The bugs, which allow hackers to remotely download files and monitor network traffic, are already being exploited by foreign actors.
Nation-state actors are actively exploiting vulnerabilities in three different virtual private network services to gain access to users’ devices, according to the National Security Agency.
In an advisory issued Monday, NSA said international hackers were taking advantage of bugs in older versions of virtual private network applications produced by Pulse Secure, Fortinet and Palo Alto Networks. Users of the products are “strongly recommended” to update their systems, the agency said.
Virtual private networks, or VPNs, allow users to safely share data across public Wi-Fi and other potentially insecure networks.
According to the advisory, the vulnerability in the Pulse Secure product allows nefarious actors to remotely execute code and download files, as well as intercept encrypted network traffic. The bugs in the other two systems both allow for remote code execution, the NSA said.
The National Cyber Security Centre, a component of the United Kingdom’s intelligence agency, the GCHQ, published its own warning about the vulnerabilities on Oct. 2. The NSCS advisory said the exploits could allow hackers to download user credentials.
After upgrading to the latest version of the VPN software, users should reset their credentials before reconnecting to the network, NSA said. The agency also listed a handful of other protective measures users can take to prevent nefarious actors from infiltrating their devices.

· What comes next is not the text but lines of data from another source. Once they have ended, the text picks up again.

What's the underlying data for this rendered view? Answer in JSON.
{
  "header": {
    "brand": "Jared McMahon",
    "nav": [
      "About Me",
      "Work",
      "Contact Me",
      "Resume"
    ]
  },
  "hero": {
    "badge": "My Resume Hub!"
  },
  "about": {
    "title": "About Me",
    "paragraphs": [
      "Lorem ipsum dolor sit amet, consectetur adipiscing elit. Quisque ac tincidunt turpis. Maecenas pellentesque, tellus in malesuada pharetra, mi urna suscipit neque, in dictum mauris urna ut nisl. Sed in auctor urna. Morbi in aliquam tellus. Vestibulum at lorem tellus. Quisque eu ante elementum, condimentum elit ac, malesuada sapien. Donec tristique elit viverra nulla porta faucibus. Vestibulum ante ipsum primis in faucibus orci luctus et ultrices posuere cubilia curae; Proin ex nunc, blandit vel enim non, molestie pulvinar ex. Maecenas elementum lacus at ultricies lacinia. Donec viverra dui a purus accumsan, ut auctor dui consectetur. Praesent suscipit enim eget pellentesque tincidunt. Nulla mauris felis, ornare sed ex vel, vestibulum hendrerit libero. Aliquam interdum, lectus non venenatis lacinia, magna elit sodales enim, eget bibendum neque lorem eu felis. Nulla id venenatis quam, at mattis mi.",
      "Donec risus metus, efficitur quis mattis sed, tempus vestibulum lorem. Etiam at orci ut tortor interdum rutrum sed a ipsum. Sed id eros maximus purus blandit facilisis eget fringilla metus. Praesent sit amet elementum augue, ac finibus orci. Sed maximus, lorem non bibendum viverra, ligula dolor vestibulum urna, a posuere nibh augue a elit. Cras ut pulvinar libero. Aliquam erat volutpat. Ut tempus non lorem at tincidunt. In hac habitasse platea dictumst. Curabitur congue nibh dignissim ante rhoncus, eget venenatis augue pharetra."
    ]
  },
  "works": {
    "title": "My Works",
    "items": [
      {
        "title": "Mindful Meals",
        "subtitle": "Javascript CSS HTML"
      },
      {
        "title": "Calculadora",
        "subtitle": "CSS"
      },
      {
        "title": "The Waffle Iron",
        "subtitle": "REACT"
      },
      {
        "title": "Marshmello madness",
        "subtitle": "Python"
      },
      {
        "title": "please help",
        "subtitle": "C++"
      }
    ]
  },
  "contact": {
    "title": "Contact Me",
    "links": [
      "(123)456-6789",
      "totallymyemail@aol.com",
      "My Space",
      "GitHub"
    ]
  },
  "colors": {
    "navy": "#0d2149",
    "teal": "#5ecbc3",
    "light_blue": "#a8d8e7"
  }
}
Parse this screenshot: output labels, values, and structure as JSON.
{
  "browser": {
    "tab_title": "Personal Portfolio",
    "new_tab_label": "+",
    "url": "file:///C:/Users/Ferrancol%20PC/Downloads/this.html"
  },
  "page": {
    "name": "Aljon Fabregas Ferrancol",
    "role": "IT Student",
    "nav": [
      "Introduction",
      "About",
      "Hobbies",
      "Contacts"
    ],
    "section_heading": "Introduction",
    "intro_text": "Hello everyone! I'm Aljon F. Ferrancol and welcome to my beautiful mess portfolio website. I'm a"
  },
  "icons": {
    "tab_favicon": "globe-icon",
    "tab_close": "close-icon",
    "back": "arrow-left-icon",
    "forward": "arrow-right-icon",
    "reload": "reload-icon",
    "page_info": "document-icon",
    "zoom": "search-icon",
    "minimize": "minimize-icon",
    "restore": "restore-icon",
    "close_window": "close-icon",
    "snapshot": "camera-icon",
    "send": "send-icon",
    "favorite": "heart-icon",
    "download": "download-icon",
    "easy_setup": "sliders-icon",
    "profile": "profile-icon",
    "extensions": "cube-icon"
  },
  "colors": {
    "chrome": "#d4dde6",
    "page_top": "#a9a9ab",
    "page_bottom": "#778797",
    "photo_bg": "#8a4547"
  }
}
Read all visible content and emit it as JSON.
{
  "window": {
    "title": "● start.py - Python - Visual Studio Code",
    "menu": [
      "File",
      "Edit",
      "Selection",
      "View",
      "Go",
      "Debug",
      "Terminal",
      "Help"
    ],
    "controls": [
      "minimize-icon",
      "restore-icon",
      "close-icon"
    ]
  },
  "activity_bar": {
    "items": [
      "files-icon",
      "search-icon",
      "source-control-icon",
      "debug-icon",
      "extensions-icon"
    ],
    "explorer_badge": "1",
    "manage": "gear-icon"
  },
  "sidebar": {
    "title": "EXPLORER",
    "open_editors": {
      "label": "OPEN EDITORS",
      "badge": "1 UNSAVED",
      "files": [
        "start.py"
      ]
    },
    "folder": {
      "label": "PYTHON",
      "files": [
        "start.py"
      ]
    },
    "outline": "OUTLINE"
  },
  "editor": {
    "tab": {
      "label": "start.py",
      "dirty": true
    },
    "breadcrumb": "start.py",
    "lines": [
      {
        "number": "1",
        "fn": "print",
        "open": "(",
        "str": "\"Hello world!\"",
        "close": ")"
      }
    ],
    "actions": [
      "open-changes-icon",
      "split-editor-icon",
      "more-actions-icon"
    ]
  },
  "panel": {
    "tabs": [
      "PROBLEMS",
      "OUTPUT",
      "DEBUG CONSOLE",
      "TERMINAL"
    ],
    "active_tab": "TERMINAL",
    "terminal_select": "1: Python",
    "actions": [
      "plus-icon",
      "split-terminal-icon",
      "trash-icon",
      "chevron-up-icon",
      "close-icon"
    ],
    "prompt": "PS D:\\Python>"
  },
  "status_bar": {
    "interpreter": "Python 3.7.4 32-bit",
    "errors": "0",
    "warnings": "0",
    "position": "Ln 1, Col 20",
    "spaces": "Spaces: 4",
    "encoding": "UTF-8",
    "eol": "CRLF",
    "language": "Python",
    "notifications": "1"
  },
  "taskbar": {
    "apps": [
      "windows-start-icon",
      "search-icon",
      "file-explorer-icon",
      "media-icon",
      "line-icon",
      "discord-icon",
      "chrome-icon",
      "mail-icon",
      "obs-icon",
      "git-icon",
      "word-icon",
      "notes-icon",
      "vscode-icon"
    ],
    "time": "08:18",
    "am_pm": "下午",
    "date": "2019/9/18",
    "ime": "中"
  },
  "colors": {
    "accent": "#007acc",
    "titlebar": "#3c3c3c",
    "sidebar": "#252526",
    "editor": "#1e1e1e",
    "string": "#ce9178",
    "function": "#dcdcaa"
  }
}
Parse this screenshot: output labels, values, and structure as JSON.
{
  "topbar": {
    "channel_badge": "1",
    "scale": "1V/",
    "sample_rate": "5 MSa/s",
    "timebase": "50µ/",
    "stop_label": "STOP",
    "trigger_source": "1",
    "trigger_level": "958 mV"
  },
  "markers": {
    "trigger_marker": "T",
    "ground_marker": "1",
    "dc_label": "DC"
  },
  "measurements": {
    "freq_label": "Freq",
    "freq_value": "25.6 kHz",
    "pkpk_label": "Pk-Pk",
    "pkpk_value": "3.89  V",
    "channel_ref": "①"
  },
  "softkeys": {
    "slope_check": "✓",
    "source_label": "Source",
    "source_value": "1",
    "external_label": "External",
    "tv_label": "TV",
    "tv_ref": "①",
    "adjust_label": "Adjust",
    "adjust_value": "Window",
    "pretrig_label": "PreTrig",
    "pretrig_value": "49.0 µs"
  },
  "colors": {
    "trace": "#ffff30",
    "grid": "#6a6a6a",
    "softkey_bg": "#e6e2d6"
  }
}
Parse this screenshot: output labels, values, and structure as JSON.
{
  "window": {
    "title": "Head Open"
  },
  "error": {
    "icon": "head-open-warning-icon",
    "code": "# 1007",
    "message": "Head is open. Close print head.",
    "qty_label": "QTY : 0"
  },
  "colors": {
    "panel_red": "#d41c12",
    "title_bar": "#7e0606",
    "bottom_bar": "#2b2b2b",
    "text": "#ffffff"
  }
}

Neither NSA nor NCSC disclosed which foreign actors were exploiting the vulnerabilities, though the advisories come roughly a month after reports that a Chinese hacker ring known as APT5 was targeting Fortinet and Pulse Secure servers. According to the cybersecurity company FireEye, the group has been active since 2007 and targets organizations across numerous industries, with a particular focus on the tech and telecom sectors.